(This article was originally published in the February 2020 issue of Paper jam)
February is mostly known as the month of love; the month when most people pour out their love and purchase valentine gifts for the love of their life. However, during this month we also celebrate the birthdays of some authors who are remembered for the astonishing literature that they gifted us before they departed this life. One of these great authors is Kate Chopin.
Chopin was born on February 8, 1850 in St. Louis, Missouri by the name of Katherine O’Flaherty. She had two older brothers who were her father’s sons from a former marriage, and later her parents had two more daughters who, unfortunately, both died before the age of two. Death was no stranger in Chopin’s life—many of her loved ones died at a young age. Both of her brothers passed away in their early twenties, and her father died when she was only five years old after a bridge collapsed over the train that he was in. Kate Chopin married Oscar Chopin at the age of twenty, and by the time she was twenty-eight, she was already a mother of six—one daughter and five sons. After her marriage, she became a housewife, so it was financially devastating for her when at the age of thirty-two, she became a widow when her husband died from malaria. It was out of financial necessity that she began to write.

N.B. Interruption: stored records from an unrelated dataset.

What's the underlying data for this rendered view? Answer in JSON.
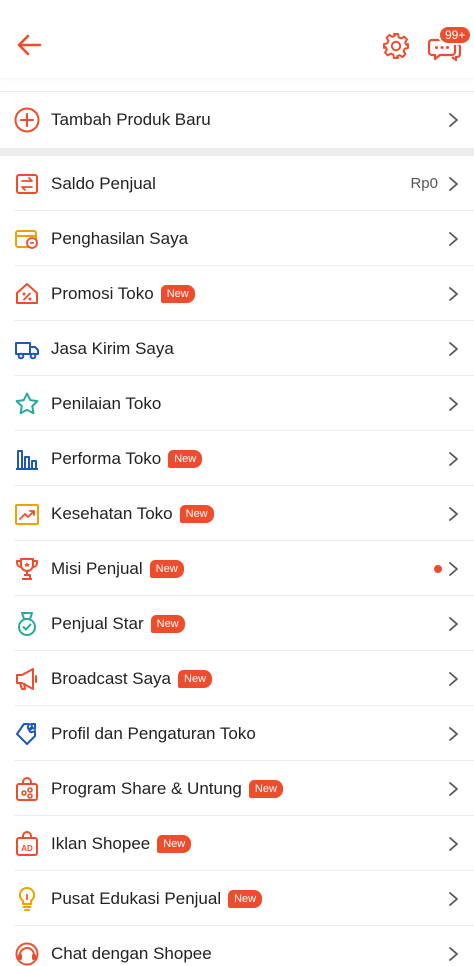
{
  "header": {
    "back_icon": "back-arrow-icon",
    "settings_icon": "gear-icon",
    "chat_icon": "chat-bubbles-icon",
    "chat_badge": "99+"
  },
  "add_product": {
    "label": "Tambah Produk Baru",
    "icon": "plus-circle-icon"
  },
  "new_tag": "New",
  "menu": [
    {
      "label": "Saldo Penjual",
      "icon": "wallet-transfer-icon",
      "value": "Rp0"
    },
    {
      "label": "Penghasilan Saya",
      "icon": "income-card-icon"
    },
    {
      "label": "Promosi Toko",
      "icon": "promo-tag-icon",
      "is_new": true
    },
    {
      "label": "Jasa Kirim Saya",
      "icon": "truck-icon"
    },
    {
      "label": "Penilaian Toko",
      "icon": "star-icon"
    },
    {
      "label": "Performa Toko",
      "icon": "bar-chart-icon",
      "is_new": true
    },
    {
      "label": "Kesehatan Toko",
      "icon": "trend-chart-icon",
      "is_new": true
    },
    {
      "label": "Misi Penjual",
      "icon": "trophy-icon",
      "is_new": true,
      "has_dot": true
    },
    {
      "label": "Penjual Star",
      "icon": "medal-icon",
      "is_new": true
    },
    {
      "label": "Broadcast Saya",
      "icon": "megaphone-icon",
      "is_new": true
    },
    {
      "label": "Profil dan Pengaturan Toko",
      "icon": "puzzle-icon"
    },
    {
      "label": "Program Share & Untung",
      "icon": "share-bag-icon",
      "is_new": true
    },
    {
      "label": "Iklan Shopee",
      "icon": "ad-bag-icon",
      "is_new": true
    },
    {
      "label": "Pusat Edukasi Penjual",
      "icon": "lightbulb-icon",
      "is_new": true
    },
    {
      "label": "Chat dengan Shopee",
      "icon": "chat-support-icon"
    }
  ],
  "colors": {
    "accent": "#ee4d2d",
    "blue": "#1d57b8",
    "teal": "#26aa99",
    "yellow": "#f0a000"
  }
}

Chopin is best known for one of her only two published novels, The Awakening. Although this novel is considered a great piece of literature today, it received a lot of negative feedback when it was published in 1899. The harsh criticism discouraged Chopin from writing anymore novels, but she wrote a lot of wonderful short stories. Among the many brilliant short stories that she wrote are: “The Story of an Hour,” “Regret,” and “A Respectable Woman.” Most of the criticism about Chopin’s work was because of her feminist style of writing—her stories were mostly about strong and independent women. Chopin is now known to be a respected feminist writer of the 20th century. Kate Chopin died at the young age of fifty-four on August 22, 1904 from a cerebral hemorrhage. Her last published story is “Polly.”